The phrase "instance of" is a small but significant part of the mental gymnastics you need to do here.
That, and objects of type
Class, and a class called
If you can understand these, at least while repeating to yourself slowly, then you have got it:
Object.new creates an instance of class Object
Object is a reference to the class Object, which is itself an object of class Class
Class is a reference the class Class, which is also an object of class Class (!)
Class.new creates an instance of class Class.
- This is part of what happens under the hood when you write
- In fact
Foo = Class.new( String ) is much the same as
class Foo < String; end
The class hierarchy of
Object is an implementation detail in Ruby. Almost all classes inherit from
Object, so it is no real surprise that
Class does so too.

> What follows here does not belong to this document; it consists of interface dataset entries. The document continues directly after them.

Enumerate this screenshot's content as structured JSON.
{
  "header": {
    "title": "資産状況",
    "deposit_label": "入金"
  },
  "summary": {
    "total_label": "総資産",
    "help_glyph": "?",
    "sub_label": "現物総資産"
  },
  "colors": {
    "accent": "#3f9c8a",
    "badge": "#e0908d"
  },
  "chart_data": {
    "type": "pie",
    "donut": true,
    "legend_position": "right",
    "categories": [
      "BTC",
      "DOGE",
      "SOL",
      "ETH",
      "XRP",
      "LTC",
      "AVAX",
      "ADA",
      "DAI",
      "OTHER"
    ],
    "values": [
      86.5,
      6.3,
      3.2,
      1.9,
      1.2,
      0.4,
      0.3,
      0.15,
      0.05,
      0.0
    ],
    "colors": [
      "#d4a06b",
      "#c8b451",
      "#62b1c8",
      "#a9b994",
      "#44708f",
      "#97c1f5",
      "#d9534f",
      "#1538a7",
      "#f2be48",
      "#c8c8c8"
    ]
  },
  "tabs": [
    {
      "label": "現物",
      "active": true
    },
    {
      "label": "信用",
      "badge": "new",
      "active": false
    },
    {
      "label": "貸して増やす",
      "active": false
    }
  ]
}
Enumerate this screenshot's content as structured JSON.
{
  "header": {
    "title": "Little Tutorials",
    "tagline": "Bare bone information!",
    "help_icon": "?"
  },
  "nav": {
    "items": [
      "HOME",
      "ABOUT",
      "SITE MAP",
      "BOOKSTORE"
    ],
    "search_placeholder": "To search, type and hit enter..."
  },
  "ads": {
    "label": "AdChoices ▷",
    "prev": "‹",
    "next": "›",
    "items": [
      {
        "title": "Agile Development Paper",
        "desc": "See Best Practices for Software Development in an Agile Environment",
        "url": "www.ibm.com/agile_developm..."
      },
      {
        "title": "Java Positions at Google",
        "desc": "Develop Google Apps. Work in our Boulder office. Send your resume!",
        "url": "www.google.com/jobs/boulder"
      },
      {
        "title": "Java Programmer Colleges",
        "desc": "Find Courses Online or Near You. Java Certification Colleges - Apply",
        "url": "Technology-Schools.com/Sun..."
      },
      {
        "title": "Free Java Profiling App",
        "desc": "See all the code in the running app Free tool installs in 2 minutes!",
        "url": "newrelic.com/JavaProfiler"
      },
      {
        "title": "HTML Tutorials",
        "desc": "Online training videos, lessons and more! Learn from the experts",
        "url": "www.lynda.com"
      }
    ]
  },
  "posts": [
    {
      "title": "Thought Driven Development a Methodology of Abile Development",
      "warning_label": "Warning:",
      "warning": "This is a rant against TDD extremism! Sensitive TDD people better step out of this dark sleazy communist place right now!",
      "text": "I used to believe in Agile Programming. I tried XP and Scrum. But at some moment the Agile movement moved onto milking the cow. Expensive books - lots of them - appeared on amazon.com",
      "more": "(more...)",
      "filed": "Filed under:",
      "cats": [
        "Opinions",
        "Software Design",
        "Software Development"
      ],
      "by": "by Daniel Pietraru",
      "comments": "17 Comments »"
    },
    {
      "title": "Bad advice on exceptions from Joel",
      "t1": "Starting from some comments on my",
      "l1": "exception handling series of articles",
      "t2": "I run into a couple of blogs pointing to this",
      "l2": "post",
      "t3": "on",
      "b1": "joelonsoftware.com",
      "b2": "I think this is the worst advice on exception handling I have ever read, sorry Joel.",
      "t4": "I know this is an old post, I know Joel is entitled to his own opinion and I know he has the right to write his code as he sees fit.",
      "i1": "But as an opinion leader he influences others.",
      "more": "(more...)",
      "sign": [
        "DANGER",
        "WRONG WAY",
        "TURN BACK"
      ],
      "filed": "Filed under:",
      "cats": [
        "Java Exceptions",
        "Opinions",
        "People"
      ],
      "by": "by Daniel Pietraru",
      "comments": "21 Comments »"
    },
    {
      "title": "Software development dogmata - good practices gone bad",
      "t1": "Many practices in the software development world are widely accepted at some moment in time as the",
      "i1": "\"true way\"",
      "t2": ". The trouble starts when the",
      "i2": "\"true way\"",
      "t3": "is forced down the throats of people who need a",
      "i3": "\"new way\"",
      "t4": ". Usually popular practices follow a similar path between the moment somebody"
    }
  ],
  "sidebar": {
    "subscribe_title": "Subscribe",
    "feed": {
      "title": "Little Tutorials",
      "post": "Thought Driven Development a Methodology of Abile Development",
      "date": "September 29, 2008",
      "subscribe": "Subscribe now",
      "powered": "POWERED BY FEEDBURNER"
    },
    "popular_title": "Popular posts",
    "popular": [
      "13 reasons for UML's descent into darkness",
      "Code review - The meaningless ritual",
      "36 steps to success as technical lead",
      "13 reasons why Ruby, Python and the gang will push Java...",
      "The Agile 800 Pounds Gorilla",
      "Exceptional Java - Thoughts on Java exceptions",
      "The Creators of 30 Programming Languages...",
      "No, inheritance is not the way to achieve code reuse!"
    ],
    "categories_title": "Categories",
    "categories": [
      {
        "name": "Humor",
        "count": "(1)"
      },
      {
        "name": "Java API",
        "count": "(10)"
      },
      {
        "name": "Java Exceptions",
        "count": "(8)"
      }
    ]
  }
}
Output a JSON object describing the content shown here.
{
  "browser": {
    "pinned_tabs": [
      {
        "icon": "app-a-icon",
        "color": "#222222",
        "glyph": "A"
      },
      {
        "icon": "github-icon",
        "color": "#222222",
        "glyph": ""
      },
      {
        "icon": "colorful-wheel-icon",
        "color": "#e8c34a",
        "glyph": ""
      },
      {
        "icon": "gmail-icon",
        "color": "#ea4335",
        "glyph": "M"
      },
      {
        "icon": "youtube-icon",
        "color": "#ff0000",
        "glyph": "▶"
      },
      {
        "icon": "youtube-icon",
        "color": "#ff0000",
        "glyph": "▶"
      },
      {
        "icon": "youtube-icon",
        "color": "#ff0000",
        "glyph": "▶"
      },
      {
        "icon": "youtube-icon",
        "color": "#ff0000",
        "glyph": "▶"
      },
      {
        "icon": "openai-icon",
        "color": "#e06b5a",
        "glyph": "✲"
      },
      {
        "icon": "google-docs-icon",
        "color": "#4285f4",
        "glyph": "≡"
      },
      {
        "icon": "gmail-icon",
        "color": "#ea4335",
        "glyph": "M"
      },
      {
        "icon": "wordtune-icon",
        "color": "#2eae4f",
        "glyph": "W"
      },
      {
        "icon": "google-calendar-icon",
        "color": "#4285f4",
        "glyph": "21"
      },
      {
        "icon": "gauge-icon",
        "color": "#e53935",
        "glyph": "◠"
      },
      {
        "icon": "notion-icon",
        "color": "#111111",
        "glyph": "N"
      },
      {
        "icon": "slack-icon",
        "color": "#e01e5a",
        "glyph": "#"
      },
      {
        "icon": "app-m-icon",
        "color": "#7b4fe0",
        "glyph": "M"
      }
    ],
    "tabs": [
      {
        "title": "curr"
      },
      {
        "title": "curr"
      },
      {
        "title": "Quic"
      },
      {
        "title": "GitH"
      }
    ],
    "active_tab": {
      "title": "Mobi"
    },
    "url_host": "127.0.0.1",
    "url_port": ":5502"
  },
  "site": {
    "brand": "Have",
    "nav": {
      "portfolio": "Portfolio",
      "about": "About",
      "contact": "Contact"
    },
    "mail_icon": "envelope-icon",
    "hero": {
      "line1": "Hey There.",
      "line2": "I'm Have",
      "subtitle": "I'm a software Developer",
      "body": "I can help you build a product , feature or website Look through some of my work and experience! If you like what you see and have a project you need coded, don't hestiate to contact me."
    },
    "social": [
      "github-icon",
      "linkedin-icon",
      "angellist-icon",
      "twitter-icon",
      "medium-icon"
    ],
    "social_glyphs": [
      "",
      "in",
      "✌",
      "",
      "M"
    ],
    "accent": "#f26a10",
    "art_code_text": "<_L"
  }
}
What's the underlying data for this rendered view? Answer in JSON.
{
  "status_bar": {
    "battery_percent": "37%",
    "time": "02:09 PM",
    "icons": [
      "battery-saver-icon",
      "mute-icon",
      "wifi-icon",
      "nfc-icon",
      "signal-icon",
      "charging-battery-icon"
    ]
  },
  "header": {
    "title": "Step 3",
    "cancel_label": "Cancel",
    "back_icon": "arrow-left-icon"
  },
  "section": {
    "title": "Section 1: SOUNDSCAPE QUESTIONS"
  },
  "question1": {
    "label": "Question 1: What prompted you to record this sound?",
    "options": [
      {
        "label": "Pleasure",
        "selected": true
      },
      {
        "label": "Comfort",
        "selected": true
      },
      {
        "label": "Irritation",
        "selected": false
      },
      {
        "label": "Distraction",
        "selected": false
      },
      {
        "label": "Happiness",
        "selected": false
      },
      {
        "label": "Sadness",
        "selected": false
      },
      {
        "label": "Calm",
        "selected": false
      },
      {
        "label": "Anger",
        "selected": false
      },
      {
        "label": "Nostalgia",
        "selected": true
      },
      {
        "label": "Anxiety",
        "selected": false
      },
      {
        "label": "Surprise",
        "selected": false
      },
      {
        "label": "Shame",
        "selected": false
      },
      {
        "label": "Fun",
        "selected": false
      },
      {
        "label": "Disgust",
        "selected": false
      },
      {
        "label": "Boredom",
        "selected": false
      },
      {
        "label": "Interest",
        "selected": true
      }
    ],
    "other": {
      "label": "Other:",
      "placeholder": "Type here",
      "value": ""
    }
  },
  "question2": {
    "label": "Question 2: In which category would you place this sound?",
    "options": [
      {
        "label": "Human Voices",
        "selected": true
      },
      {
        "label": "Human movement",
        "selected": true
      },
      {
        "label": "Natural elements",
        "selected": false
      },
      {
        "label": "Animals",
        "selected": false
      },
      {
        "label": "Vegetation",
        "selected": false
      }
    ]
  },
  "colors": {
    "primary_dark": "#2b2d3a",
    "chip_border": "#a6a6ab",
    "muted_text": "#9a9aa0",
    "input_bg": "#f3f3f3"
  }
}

The rest is just repeated use and experience.
It is worth noting something else going on here: The labels in the code you type are symbols/variable names, which are pointers to the underlying objects which have types and contain data. There is no requirement to use those labels directly, they are pretty much the same as any other Ruby variable:
o_klass = Object
o_instance = o_klass.new